British Prime Minister Theresa May has embarked on a political gamble which could ensure her a place in the history books whichever way the snap election in June she called this week pans out.
May, who was installed at No 10 Downing Street after David Cameron’s failure to sway the nation to remain in the European Union during the national referendum, has many of the hallmarks of the United Kingdom’s first female prime minister, Margaret Thatcher, without the abrasiveness which marked the late Baroness Thatcher’s stint in the hot seat of British politics.
Certainly, May has shown a similar inner steel and despite her earlier personal misgivings about cutting the umbilical cord with Brussels, has steadfastly gone with the voice of the electorate.
Unlike Thatcher, May was not installed in a general election, something she means to put right when she goes to the polls looking to enhance the slim 17-seat majority the Conservative Party she leads currently holds in the Commons at the Palace of Westminster.

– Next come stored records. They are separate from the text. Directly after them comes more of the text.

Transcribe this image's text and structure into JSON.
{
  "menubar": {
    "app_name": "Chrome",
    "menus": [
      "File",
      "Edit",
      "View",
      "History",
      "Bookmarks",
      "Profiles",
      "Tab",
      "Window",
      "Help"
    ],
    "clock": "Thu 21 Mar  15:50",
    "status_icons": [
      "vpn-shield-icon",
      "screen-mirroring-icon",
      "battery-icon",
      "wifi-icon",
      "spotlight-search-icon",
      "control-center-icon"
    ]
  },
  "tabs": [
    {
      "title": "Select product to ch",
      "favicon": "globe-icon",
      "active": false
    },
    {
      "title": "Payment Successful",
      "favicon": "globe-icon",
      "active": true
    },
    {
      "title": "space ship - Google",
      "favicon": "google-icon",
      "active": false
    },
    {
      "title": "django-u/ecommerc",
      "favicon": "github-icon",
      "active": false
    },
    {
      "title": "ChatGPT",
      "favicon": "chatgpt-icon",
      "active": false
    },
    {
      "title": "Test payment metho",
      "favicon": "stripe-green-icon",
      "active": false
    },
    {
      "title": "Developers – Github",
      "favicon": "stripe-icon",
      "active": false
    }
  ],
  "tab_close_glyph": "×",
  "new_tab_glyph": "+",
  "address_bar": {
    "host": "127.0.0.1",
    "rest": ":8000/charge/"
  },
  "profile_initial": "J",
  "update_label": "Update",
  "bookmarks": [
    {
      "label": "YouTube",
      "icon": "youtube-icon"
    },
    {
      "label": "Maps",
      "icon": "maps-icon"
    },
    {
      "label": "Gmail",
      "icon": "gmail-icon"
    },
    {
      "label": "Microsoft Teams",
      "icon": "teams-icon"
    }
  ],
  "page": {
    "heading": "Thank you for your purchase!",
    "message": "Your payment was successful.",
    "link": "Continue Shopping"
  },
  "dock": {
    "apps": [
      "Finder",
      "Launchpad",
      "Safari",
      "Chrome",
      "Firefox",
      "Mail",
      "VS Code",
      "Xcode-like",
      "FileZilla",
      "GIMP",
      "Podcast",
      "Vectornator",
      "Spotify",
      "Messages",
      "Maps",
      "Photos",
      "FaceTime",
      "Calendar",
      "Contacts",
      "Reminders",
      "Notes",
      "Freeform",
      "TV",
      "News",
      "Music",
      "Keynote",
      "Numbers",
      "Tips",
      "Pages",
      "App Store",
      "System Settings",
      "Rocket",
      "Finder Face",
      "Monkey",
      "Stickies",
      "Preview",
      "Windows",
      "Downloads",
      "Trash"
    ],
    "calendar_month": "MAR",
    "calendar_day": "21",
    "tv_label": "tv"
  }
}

An enlarged majority would greatly strengthen May’s hand in the arduous Brexit negotiations which still lie ahead. What the prime minister risks is widening the bitter divides among the Tories, but clearly a bitter battle lies ahead.